In my last post I gave them a number of indie coffee shops to visit so if I see any evidence of visits to chains to get coffee or tea I will judge them harshly.
So onto shopping. Yes there is the Bull Ring. It is full of chains and it will be absolutely rammed and migraine inducing. And of course there is the German Market, plus the so called craft market that starts just outside the new Library of Birmingham.
Not wanting to offend I don’t care if I have offended any stall holders but quite honestly most of it is imported tat. There I have said it and I don’t care.
So where to go for good quality hand made original gifts? The Mailbox. Yes, you heard me right because the lovely and extremely talented Crafty Muthas from Bearwood will be there selling their hand made goodies. To find out more click here.

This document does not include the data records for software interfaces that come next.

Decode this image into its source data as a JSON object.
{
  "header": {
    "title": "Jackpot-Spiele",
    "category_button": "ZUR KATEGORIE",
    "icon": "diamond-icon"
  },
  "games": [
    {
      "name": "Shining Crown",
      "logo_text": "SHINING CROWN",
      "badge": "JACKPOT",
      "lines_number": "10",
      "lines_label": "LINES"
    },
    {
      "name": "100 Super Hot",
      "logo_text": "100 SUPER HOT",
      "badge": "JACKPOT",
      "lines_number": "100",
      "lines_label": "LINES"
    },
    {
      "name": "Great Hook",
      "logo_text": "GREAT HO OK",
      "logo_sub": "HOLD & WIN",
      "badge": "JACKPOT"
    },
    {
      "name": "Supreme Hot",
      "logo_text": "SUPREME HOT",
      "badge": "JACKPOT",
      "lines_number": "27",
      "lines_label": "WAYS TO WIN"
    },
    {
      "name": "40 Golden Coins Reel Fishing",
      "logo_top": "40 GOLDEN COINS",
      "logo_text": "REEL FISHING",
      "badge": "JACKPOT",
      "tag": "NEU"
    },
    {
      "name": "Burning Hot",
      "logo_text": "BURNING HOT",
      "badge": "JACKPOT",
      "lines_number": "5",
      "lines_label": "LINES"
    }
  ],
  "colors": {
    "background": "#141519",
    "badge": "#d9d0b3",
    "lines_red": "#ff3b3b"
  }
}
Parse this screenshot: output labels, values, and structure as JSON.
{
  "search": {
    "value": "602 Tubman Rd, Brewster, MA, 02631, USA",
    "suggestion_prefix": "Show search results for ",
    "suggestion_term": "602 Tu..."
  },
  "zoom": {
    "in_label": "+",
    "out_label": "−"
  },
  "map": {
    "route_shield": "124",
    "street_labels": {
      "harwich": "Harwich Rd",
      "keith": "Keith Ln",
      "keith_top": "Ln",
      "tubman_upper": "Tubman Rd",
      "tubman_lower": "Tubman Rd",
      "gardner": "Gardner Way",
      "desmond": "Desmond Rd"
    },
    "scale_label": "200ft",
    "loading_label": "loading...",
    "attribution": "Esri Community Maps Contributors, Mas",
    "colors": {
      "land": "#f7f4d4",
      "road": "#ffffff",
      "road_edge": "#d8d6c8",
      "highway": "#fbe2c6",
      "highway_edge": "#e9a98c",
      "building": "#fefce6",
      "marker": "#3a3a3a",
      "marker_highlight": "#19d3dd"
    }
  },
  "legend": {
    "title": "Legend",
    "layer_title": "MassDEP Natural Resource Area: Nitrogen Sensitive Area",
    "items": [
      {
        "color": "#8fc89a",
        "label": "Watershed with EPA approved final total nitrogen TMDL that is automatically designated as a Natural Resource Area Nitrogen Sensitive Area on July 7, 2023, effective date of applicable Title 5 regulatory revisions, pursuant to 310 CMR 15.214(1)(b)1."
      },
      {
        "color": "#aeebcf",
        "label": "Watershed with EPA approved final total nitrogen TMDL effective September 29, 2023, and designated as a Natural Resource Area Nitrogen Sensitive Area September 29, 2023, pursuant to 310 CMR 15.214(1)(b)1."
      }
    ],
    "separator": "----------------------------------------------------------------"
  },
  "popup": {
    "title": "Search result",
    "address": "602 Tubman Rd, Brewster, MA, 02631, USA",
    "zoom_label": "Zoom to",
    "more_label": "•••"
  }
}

While you are at The Mailbox you can have a giggle at the silly prices in most of the shops there (if there isn’t a price on it you can’t afford it) and visit the BBC shop too. Harvey Nics staff believe they are superior to everyone so please go and annoy them too. It will be warm as it is under cover but not heaving like the Bull Ring which will be full of cashed up Bogans. And if you need a coffee Urban have a pop up pod there.
If you haven’t seen the Selfridges building yet, here it is. So now you don’t need to walk to go and see it. Happy indie shopping ‘old’ girls.
Yes, we liked it so much we did it again!
Some of us met on the train at Snow Hill Station.
I timed my journey so that I could enjoy a bit of sightseeing and tea before the theatre.
Mom loved Stratford, and had fond memories of a trip she took with her old friend when they were teenagers. I am so glad that I had the opportunity to make it one of her last days out. And as per her wishes I left a little bit of her there, on this visit, by the river in the shade of the theatre she loved so much.
The people from the group that meet at Bleakhouse Library had been very important in her life for the last year of her life and I knew that they were looking after her while I was away on my travels.
Who knew that a group that I helped to establish four years ago was going to have a significant impact at the end of her life? Not me. They were her final audience and gave her the opportunity to share her stories from the theatre once again. She got lots of curtain calls.
And the play? Thoroughly enjoyed by all, amazing production, and the sun came out for Make Friends with a Book again.